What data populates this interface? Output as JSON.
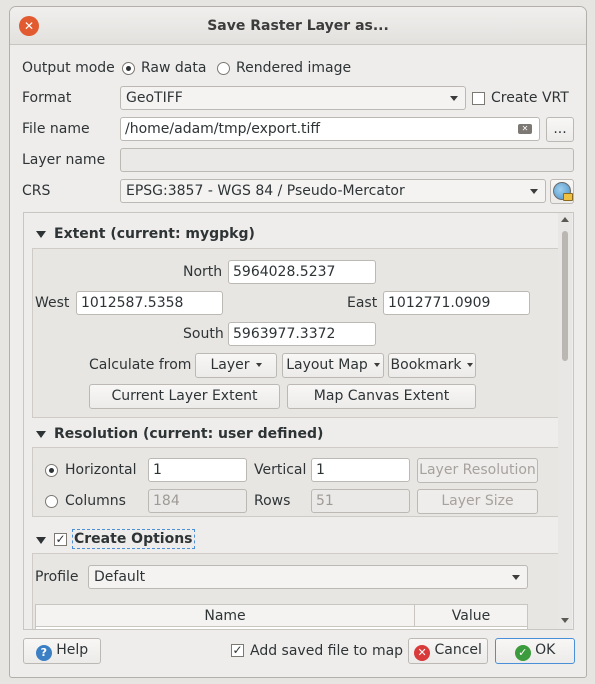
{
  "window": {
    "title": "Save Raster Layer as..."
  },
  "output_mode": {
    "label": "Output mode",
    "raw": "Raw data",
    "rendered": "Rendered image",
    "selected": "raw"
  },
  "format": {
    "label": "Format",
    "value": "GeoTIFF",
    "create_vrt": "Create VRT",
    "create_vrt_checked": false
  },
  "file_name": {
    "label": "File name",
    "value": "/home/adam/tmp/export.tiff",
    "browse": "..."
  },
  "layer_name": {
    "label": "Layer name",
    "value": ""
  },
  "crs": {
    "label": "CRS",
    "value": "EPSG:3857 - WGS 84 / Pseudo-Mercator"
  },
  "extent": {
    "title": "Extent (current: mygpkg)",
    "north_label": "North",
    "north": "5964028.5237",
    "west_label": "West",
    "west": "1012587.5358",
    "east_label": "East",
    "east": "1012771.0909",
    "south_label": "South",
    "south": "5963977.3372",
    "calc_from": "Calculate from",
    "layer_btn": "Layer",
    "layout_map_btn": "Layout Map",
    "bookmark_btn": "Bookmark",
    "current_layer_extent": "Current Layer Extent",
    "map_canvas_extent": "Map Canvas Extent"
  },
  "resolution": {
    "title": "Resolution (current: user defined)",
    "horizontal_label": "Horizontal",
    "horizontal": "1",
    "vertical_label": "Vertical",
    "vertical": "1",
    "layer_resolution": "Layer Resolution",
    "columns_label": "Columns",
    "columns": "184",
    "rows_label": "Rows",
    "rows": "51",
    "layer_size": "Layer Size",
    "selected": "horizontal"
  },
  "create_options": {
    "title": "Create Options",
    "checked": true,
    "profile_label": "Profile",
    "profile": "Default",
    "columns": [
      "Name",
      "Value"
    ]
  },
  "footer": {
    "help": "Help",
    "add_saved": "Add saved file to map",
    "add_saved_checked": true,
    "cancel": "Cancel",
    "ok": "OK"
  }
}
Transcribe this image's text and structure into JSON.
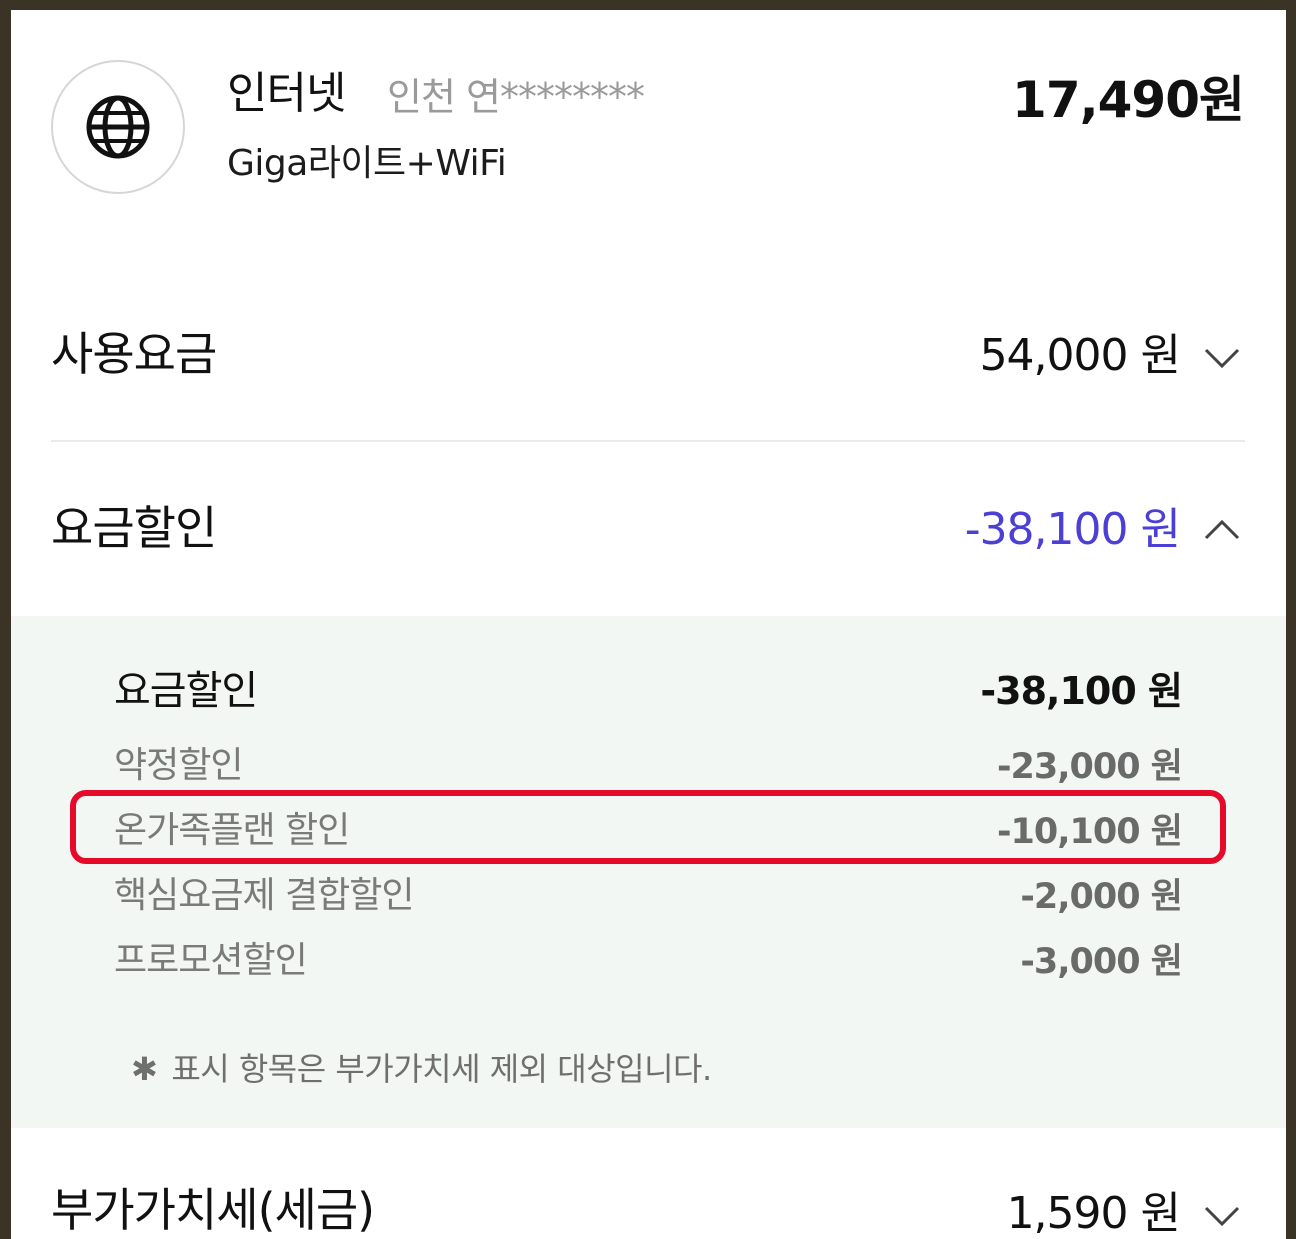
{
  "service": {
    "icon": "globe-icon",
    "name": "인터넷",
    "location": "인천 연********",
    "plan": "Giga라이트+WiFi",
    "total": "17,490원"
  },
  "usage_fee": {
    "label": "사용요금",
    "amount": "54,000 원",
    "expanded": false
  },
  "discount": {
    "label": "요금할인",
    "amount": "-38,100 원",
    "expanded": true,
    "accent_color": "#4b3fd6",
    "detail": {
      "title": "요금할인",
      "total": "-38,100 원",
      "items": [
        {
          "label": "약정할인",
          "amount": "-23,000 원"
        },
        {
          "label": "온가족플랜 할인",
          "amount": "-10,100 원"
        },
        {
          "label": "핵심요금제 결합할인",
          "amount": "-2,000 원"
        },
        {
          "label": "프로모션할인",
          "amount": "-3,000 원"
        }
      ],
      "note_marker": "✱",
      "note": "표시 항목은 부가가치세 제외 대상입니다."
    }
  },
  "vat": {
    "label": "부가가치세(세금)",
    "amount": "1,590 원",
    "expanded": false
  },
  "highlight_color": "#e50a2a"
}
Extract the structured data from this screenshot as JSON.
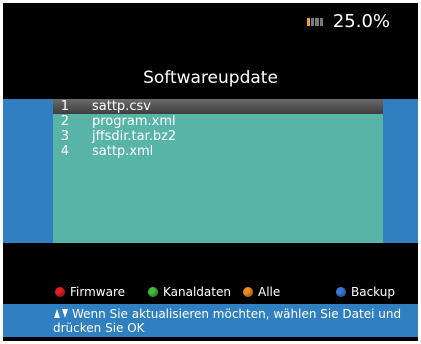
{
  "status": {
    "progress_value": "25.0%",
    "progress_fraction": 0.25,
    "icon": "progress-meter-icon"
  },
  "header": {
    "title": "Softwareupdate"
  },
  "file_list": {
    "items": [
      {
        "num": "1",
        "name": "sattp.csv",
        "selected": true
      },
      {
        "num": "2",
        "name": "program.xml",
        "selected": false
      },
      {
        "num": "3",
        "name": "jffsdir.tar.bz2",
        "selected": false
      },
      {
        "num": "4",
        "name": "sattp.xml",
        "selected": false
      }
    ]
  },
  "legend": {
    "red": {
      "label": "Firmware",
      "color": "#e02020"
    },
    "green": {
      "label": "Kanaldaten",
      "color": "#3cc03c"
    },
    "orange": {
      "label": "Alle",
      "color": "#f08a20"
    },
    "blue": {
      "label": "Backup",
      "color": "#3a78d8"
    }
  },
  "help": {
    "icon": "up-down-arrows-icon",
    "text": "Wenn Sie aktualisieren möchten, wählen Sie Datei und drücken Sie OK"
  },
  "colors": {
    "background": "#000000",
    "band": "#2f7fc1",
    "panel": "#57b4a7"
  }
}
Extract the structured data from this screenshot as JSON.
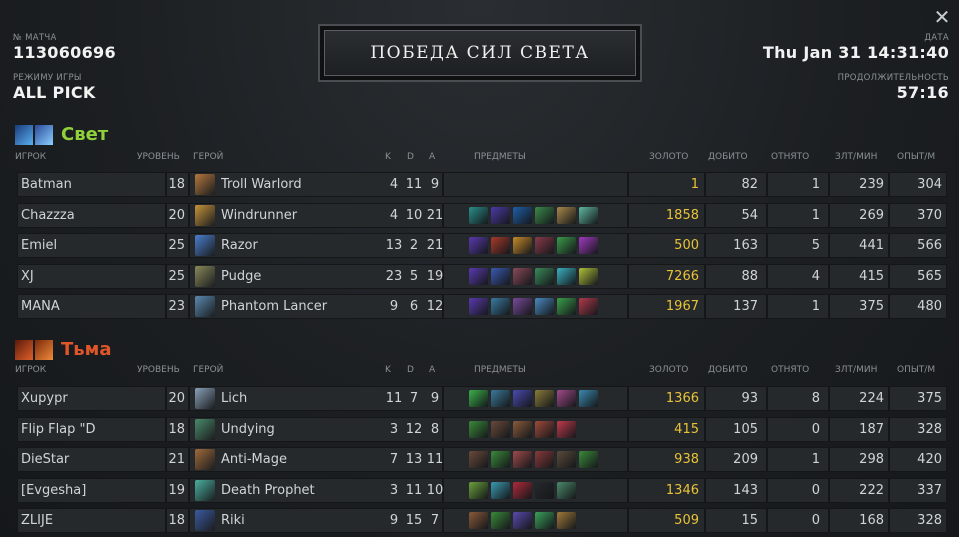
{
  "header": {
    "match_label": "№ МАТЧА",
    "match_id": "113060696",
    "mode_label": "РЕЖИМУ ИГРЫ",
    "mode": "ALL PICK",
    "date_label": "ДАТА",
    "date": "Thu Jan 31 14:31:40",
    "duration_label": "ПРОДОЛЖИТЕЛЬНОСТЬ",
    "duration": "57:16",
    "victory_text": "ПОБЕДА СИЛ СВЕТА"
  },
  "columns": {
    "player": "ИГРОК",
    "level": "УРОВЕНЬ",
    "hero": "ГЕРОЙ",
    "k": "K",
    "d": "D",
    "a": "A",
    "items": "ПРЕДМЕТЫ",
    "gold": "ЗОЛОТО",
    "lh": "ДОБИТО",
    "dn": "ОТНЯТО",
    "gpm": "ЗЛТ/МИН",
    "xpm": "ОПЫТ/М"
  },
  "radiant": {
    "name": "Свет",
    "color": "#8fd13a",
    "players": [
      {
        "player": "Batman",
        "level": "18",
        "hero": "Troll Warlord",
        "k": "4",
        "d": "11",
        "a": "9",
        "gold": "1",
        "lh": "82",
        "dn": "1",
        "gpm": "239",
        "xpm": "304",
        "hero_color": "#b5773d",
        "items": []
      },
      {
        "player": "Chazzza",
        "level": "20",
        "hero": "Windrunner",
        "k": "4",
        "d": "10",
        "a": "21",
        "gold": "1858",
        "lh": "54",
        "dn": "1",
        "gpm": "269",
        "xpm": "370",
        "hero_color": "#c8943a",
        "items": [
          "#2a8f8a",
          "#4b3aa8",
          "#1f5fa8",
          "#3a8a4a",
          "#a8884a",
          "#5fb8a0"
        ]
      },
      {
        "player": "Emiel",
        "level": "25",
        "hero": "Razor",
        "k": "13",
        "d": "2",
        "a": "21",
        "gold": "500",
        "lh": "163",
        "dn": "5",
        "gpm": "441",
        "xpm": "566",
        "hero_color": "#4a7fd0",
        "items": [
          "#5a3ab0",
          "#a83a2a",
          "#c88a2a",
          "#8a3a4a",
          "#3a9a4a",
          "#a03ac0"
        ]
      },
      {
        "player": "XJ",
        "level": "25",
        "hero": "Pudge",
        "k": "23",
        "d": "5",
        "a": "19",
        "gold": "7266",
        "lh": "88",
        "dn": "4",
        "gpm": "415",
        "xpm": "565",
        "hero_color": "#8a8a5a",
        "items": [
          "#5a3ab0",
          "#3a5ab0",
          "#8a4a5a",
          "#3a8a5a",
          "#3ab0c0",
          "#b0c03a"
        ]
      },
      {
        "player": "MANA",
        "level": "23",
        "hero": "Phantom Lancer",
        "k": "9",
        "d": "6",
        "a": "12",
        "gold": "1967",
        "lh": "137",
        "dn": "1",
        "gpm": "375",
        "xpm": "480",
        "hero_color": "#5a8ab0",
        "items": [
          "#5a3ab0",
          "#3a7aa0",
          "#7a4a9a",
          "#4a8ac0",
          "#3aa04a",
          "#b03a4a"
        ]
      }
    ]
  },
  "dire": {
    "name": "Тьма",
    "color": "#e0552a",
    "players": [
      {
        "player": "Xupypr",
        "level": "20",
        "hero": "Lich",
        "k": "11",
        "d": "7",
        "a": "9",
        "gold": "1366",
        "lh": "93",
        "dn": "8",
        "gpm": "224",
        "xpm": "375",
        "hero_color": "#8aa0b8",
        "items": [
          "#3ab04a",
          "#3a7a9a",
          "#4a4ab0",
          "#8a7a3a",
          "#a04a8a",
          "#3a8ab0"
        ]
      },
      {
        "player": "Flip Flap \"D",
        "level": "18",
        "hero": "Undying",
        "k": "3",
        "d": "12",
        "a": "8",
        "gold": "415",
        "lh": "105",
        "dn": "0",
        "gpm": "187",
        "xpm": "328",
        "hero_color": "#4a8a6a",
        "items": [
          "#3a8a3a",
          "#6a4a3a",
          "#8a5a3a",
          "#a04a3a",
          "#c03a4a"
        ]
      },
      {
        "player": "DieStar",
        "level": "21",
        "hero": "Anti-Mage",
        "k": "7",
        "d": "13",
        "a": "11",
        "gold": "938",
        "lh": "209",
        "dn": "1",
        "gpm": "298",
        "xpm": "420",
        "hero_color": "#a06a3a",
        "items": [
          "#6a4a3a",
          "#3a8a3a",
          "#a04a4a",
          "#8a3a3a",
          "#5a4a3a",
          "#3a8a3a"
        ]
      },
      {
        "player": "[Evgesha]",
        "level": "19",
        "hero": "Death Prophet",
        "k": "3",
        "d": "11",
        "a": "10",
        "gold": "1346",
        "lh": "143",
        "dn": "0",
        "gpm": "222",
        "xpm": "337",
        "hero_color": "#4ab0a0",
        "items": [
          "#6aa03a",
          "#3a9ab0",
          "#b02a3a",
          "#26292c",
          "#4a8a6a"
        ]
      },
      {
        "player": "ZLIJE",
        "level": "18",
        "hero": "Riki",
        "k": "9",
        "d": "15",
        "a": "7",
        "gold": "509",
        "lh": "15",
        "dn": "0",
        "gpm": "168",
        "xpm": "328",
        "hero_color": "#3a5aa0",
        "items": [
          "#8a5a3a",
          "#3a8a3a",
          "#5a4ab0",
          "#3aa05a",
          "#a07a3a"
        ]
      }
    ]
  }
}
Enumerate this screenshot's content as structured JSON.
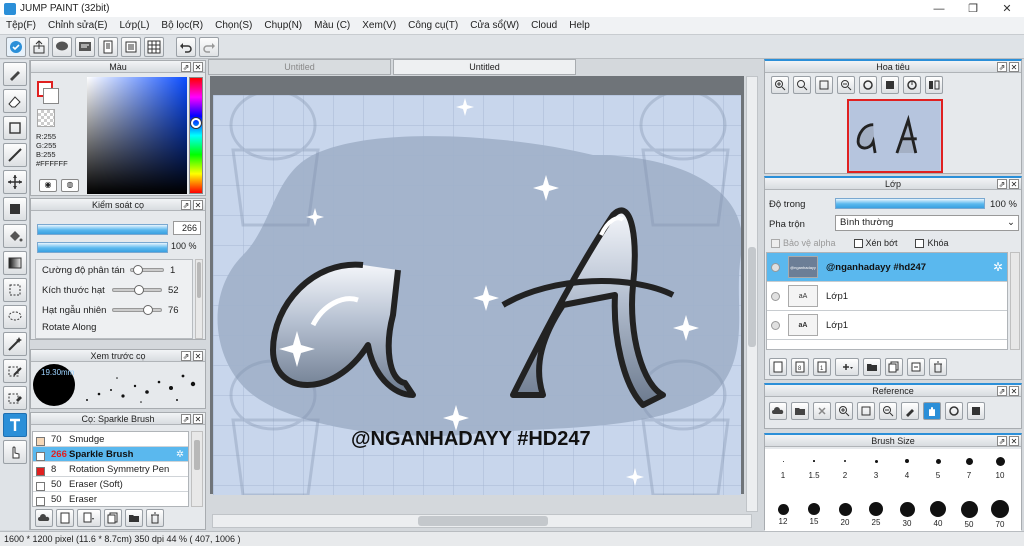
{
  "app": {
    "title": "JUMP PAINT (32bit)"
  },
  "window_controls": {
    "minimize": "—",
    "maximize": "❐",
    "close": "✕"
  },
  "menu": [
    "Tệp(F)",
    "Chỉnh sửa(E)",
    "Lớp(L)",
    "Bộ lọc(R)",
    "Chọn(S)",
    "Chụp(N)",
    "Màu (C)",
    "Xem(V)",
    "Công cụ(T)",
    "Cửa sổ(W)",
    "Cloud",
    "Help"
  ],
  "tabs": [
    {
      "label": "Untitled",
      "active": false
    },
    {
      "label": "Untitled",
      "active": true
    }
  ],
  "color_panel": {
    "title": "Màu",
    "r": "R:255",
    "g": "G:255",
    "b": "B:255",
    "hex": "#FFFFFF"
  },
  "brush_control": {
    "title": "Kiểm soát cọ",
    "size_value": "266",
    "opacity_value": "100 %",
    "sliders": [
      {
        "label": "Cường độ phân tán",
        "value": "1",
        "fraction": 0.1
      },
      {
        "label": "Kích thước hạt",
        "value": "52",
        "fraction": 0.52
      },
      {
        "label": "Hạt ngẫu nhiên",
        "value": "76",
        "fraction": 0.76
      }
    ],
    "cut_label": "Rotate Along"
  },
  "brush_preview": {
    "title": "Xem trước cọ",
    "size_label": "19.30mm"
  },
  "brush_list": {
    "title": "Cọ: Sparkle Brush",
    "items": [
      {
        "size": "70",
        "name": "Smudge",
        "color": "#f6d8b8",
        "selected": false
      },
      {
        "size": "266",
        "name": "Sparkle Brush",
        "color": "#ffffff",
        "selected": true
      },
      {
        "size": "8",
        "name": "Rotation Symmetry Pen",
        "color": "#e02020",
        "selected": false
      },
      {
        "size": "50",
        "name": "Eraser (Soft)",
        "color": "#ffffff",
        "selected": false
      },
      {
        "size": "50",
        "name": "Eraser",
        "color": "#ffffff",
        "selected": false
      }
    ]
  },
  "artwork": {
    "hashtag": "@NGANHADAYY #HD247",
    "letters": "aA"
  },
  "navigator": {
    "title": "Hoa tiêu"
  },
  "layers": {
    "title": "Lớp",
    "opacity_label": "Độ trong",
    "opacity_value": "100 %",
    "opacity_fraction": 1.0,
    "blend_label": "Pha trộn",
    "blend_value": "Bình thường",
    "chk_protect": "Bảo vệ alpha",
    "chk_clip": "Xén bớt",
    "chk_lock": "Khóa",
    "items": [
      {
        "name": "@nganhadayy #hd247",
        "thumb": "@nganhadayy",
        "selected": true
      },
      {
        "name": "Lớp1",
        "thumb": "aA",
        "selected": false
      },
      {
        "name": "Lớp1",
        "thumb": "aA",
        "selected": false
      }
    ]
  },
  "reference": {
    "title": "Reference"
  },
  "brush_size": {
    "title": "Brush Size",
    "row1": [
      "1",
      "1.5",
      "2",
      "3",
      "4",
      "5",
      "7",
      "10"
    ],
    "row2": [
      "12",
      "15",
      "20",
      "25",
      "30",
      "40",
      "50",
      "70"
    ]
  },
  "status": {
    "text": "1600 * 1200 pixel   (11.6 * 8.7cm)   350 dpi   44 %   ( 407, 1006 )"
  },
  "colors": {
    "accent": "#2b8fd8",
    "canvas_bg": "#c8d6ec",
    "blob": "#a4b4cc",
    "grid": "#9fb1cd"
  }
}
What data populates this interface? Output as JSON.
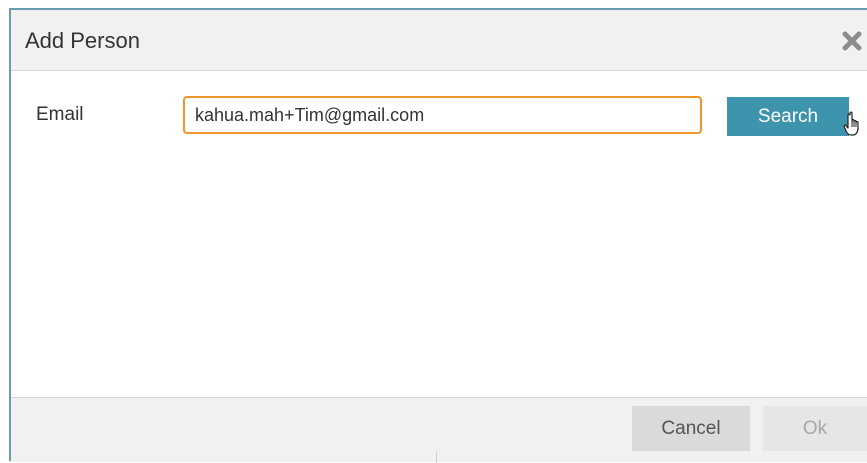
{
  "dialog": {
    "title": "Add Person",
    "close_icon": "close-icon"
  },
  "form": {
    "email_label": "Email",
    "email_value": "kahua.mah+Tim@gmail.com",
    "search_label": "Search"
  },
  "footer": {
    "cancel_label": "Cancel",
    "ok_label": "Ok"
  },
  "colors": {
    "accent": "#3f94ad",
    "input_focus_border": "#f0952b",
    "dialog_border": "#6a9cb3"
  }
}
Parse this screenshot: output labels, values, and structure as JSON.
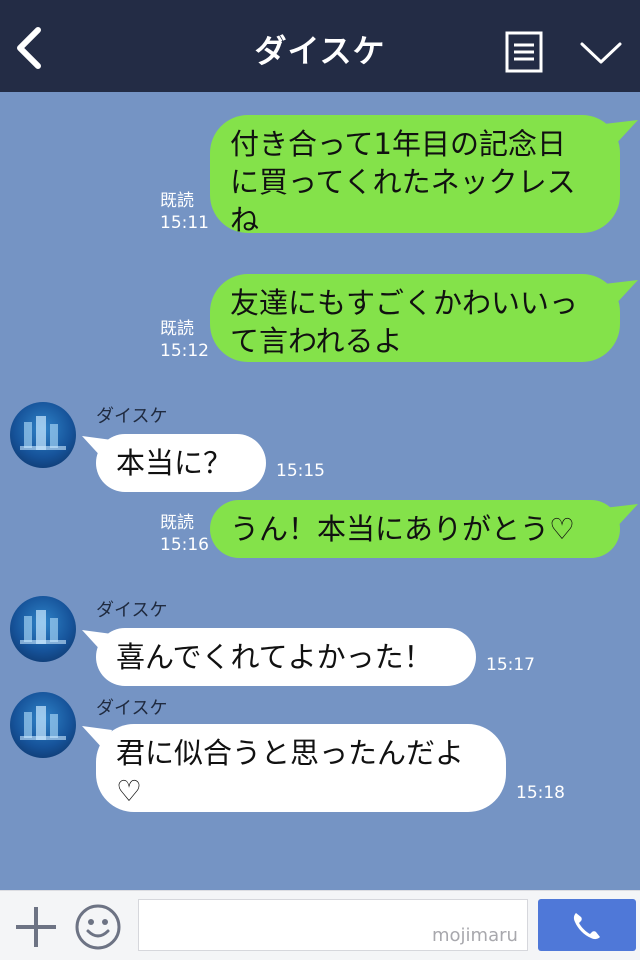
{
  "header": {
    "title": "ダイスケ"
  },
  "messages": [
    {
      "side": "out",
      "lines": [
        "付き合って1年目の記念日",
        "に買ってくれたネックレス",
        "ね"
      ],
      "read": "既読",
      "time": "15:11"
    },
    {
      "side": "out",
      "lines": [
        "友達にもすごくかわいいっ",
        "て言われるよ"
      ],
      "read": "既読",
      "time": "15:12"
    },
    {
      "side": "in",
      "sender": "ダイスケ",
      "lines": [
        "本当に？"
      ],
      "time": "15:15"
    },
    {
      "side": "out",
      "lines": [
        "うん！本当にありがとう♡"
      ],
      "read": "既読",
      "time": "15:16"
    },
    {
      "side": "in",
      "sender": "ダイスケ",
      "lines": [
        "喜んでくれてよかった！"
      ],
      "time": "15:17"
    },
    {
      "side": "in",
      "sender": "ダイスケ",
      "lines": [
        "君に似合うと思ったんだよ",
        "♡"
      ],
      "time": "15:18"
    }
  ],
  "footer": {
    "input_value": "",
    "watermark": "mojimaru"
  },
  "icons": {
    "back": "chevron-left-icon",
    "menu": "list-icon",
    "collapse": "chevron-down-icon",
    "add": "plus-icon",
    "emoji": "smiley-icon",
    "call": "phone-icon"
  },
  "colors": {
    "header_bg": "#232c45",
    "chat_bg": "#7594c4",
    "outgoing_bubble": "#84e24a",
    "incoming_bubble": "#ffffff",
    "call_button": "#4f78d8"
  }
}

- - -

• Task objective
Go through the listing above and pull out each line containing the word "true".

• Output
    "checked": true,
    "add_saved_checked": true,
    "expanded": true,
        "selected": true
      "active": true
        "selected": true
        "selected": true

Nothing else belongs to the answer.